GOAL OF THE EXERCISE: Within these records, how many lines hold "Monochrome"? Give the number alone.

Data records for software interfaces
========================

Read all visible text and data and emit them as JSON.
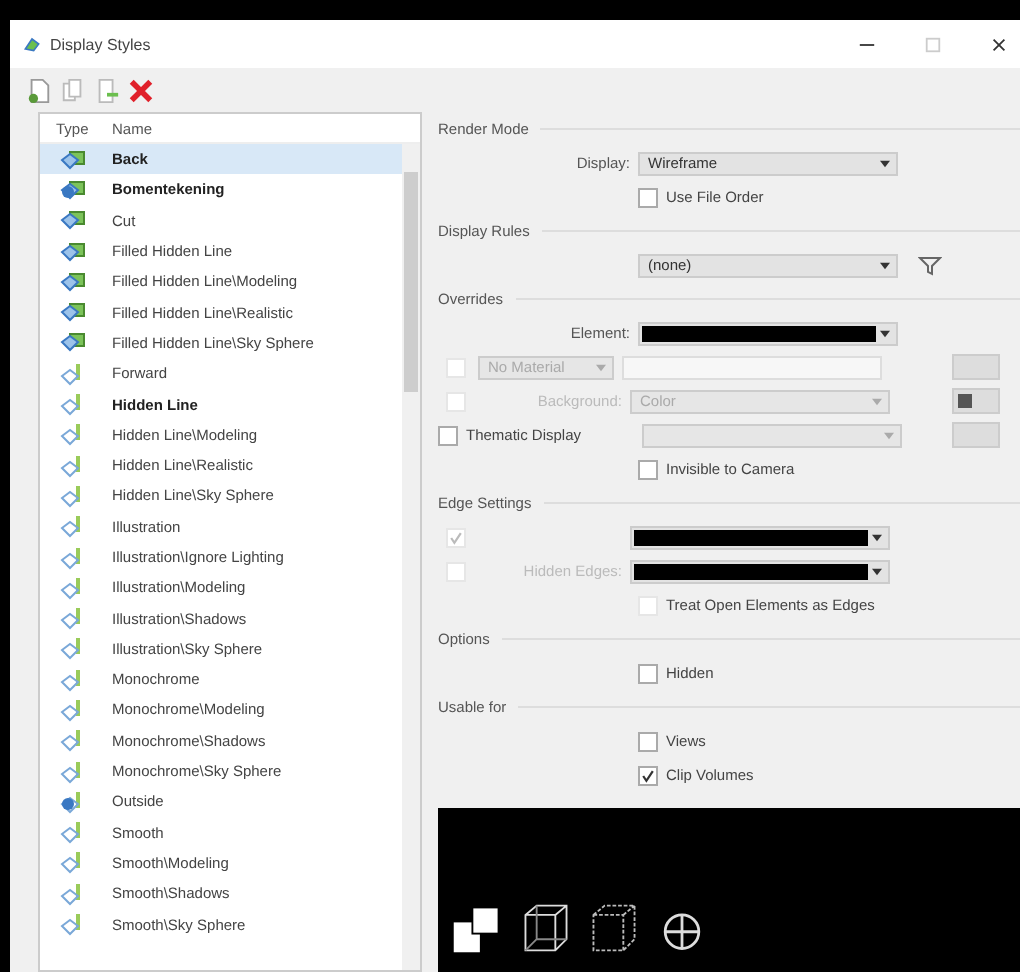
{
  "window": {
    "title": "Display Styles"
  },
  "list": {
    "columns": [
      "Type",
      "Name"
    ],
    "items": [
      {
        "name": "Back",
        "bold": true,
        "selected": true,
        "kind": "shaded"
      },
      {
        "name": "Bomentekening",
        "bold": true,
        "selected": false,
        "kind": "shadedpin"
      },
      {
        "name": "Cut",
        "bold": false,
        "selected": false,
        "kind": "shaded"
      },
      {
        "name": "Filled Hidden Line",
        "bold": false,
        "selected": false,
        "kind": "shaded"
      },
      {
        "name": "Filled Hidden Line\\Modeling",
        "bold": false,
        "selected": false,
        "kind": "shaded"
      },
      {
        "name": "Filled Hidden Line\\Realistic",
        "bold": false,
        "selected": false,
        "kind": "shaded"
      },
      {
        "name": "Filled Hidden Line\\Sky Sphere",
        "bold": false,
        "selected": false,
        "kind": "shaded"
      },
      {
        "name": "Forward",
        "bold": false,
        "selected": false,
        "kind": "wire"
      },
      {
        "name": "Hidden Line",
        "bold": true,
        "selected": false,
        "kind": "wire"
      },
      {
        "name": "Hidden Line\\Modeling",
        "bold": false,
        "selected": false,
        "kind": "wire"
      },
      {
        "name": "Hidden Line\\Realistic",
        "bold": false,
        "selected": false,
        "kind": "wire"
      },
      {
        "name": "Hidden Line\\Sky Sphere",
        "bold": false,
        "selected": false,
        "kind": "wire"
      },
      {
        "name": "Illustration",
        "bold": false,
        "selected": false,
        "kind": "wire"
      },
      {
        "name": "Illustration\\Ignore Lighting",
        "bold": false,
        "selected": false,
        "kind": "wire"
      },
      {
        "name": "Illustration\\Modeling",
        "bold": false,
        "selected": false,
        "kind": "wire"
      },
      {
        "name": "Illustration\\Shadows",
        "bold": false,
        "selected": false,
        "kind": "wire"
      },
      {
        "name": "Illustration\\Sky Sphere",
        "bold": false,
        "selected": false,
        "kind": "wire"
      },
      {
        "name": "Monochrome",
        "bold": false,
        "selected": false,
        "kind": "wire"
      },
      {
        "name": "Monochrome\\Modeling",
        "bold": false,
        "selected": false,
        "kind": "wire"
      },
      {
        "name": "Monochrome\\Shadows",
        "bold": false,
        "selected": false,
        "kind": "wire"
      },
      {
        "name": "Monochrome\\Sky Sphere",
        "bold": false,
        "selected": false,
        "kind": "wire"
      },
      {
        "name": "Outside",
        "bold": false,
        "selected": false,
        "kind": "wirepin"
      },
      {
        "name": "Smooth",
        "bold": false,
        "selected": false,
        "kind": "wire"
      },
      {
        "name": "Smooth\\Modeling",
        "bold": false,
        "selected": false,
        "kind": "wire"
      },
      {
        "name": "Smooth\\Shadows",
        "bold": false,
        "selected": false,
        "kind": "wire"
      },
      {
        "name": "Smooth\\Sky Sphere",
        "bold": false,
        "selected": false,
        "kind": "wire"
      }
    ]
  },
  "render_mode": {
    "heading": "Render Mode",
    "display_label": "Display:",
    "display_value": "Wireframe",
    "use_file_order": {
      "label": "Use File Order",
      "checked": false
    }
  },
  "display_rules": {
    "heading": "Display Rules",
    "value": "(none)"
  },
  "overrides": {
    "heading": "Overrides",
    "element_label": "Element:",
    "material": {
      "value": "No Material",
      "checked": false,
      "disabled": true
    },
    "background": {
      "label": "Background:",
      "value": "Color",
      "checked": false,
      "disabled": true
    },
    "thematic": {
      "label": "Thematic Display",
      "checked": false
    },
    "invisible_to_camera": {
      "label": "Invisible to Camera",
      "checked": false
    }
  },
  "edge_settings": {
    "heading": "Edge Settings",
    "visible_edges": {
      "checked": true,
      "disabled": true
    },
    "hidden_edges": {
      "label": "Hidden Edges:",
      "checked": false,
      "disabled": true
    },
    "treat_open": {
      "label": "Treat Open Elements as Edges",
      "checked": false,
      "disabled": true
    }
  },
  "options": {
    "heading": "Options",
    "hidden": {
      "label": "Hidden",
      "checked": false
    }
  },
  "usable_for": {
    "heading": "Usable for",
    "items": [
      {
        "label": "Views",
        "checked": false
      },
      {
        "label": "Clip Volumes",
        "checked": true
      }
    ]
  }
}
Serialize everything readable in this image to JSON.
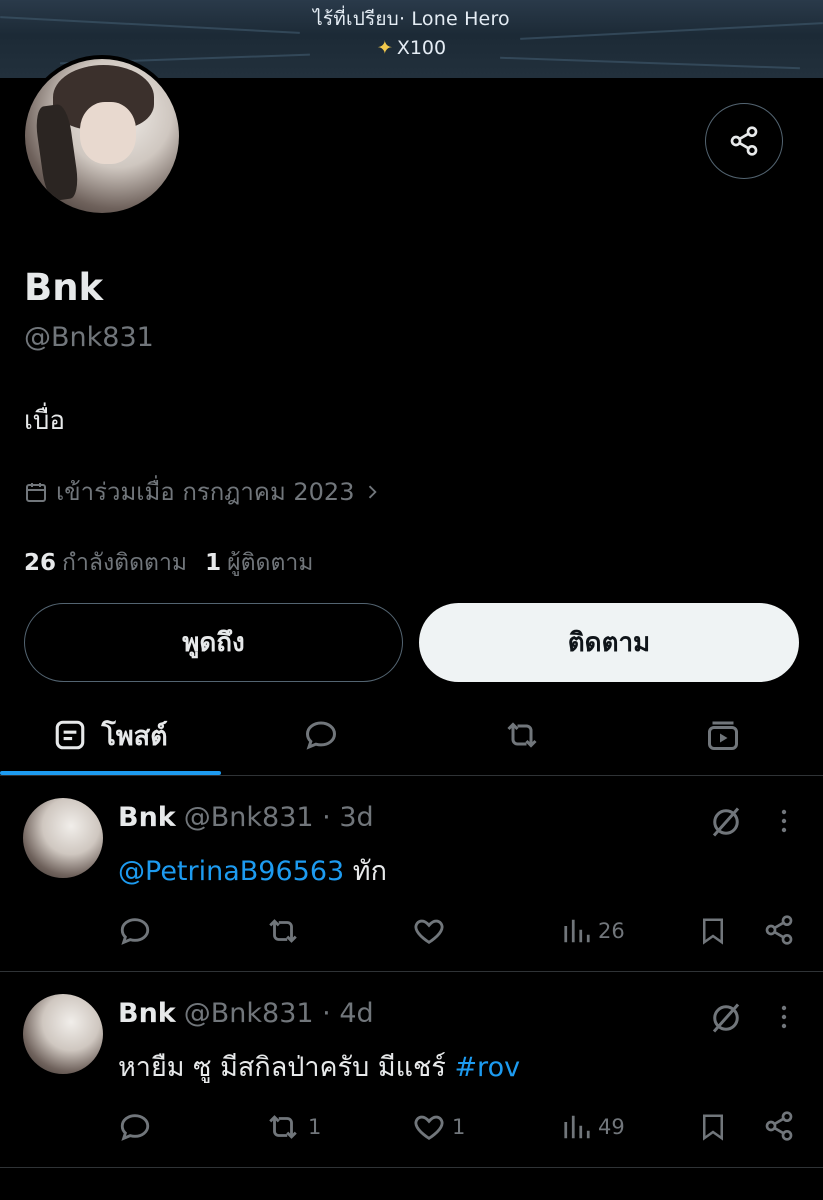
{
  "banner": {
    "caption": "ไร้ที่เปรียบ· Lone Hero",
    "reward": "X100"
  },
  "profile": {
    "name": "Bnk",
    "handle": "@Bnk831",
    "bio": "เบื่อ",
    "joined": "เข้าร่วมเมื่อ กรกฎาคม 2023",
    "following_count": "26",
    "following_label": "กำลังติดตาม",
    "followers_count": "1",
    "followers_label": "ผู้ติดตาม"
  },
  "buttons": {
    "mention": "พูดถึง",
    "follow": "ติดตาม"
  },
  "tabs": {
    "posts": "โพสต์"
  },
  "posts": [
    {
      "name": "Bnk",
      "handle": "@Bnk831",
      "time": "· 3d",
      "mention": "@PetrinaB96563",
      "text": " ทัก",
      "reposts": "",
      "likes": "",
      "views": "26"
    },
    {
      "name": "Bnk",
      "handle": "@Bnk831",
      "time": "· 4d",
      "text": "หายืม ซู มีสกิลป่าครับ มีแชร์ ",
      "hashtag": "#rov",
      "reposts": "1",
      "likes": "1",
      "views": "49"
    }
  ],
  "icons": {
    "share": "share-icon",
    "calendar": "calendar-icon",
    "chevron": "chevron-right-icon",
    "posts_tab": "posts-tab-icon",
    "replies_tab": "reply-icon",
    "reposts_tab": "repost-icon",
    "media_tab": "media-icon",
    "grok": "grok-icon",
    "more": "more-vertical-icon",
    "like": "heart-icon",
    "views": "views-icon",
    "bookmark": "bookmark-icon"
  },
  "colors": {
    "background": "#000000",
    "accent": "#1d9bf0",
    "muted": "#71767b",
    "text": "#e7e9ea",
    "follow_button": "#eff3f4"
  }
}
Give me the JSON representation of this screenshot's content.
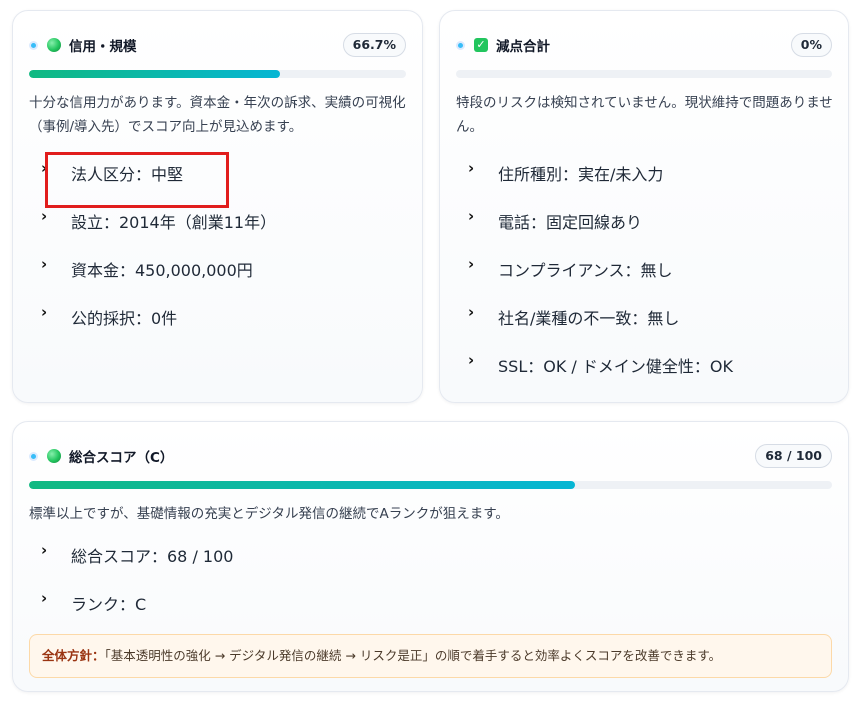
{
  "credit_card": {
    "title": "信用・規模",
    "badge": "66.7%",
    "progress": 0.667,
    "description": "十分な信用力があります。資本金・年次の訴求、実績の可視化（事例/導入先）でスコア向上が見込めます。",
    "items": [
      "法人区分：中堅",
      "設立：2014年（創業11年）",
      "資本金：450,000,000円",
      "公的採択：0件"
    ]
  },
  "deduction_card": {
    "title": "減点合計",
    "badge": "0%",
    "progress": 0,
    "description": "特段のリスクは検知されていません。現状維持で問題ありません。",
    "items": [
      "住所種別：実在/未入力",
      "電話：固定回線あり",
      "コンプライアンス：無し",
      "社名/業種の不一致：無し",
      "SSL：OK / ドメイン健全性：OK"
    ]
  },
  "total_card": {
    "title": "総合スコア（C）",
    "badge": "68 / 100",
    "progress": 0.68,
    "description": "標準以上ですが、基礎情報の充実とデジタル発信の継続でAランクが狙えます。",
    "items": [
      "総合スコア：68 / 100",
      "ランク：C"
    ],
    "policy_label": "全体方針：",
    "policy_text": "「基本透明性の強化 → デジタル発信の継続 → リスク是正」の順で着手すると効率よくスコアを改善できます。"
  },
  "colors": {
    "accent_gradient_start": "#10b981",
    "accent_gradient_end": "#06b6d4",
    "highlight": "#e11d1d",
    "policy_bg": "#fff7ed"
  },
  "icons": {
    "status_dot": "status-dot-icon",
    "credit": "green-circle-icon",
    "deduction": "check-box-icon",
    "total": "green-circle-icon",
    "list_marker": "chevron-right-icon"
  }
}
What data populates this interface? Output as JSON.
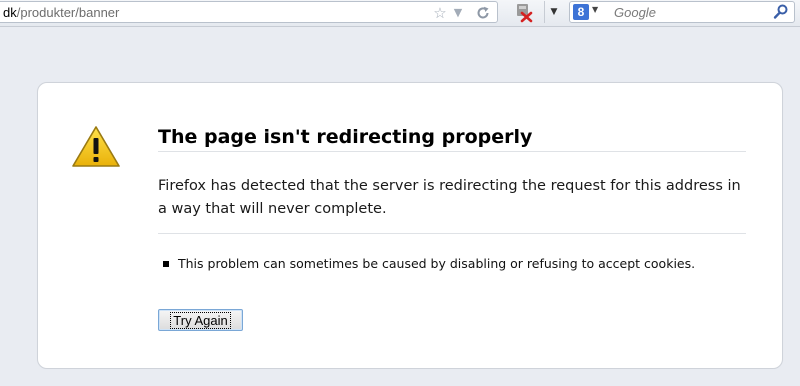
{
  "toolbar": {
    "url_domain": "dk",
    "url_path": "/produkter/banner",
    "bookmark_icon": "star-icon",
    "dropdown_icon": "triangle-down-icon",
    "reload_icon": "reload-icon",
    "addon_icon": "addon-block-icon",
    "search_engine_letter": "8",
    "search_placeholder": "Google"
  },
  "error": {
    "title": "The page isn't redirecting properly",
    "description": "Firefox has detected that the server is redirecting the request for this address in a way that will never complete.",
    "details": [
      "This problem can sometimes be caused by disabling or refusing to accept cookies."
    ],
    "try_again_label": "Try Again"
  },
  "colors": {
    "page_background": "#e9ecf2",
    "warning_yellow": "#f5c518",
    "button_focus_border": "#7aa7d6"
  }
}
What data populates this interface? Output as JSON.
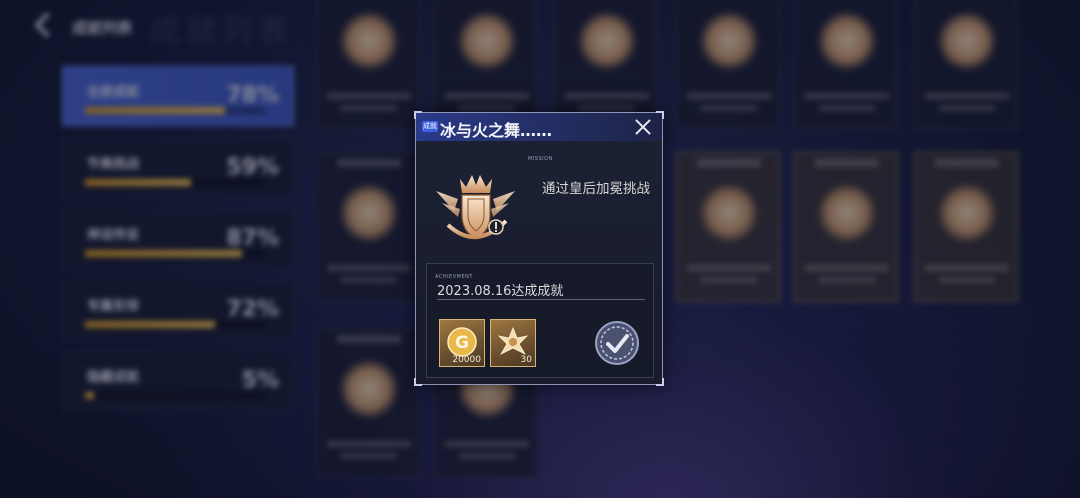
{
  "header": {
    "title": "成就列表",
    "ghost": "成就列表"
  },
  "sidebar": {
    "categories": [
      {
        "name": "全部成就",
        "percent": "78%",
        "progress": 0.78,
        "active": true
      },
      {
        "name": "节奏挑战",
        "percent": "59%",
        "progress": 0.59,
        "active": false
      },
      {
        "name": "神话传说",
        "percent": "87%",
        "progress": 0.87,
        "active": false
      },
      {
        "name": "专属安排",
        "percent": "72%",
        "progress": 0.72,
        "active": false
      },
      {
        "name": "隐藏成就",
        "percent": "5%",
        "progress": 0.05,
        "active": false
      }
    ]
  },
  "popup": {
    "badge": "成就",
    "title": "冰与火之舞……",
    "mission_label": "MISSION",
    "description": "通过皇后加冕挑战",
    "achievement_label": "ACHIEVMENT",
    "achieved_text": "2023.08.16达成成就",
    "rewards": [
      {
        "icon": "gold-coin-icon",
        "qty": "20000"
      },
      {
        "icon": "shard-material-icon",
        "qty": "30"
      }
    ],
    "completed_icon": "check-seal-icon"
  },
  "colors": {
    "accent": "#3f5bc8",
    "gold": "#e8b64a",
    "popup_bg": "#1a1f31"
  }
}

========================

YOUR RESPONSE: 4